Three TV series of The Naked Chef, together with years of matey Sainsbury's advertisements, saw Oliver become the butt of many jokes and drew accusations of overexposure. But his next project, Jamie's Kitchen, which charted his six-month struggle to convert a derelict building in Hoxton into a 70-seat restaurant manned by 15 unemployed youngsters who had taken a crash course in cooking, showed the first glimpse of the campaigning Oliver.
The Jamie Oliver Fifteen charitable venture attracted an avalanche of accolades in 2003, including a Catey Special Award and an MBE. Oliver expanded his charitable work in 2004 when he was appointed an honorary vice-chairman for Hospitality Action's Ark Foundation, which addresses alcohol and drug problems in the hospitality industry.
That might have been enough for some people, but Oliver had grander aims, and it was his next TV project that won him serious plaudits from across the country. Jamie's School Dinners produced a domino effect that ended in a £460m Government investment in school meals provision. It is hard to understate what an achievement this was for a mere "television chef", although Bernard Matthews - the producer of the derided Turkey Twizzler - and the battered and bruised board of schools caterer Compass Group at the time would probably beg to differ.
Oliver has not let the fire burn out on the issue and, in April 2010, revealed plans to spend millions of pounds of his own money in a bid to improve food education and meals in primary schools. The healthy-eating champion said he would set aside a percentage of profits from each of his companies to create a fund that would be used to create "a mechanism of food that the schools can bid for".
His desire to help disadvantaged children has also won Oliver applause. The chef, who is dyslexic and failed to shine at school before going to catering college, convinced public figures to teach at a school he created for TV series Jamie's Dream School, in a bid to help 20 teenagers who had grown disillusioned with mainstream education.
He is not just a campaigner, though. Jamie's Italian, which launched in 2008, has grown to 19 sites in the last three years, with a further four planned for later this year. Its success is based on affordable menus and fresh ingredients - a simple but effective mantra for a hospitality business. Jamie's Italian was named Brand of the Year at the 2010 BHA Awards in June 2010. His recent barbecue restaurant Barbecoa was launched with US restaurateur Adam Perry in the City of London in December, while he owns two high-street cooking schools, Recipease, in Brighton and London. There will be few who would bet against the success of his latest venture Union Jacks, as and when the concept is rolled out.
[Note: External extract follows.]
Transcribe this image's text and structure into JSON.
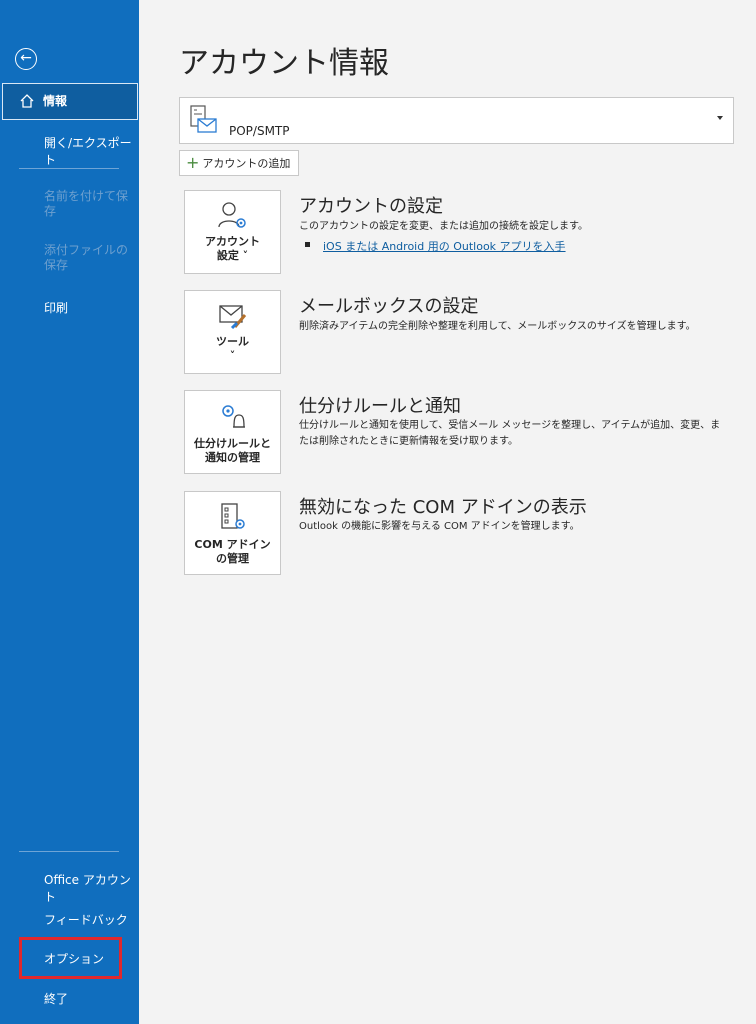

The last year has seen Oliver continue to expand: party caterers Fabulous Feasts launched in spring this year and a new range of wood-fired ovens are now on sale. Meanwhile, his prolificacy as an author continues: in December his cookbook Jamie's 30-Minute Meals became the fastest selling non-fiction book of all time.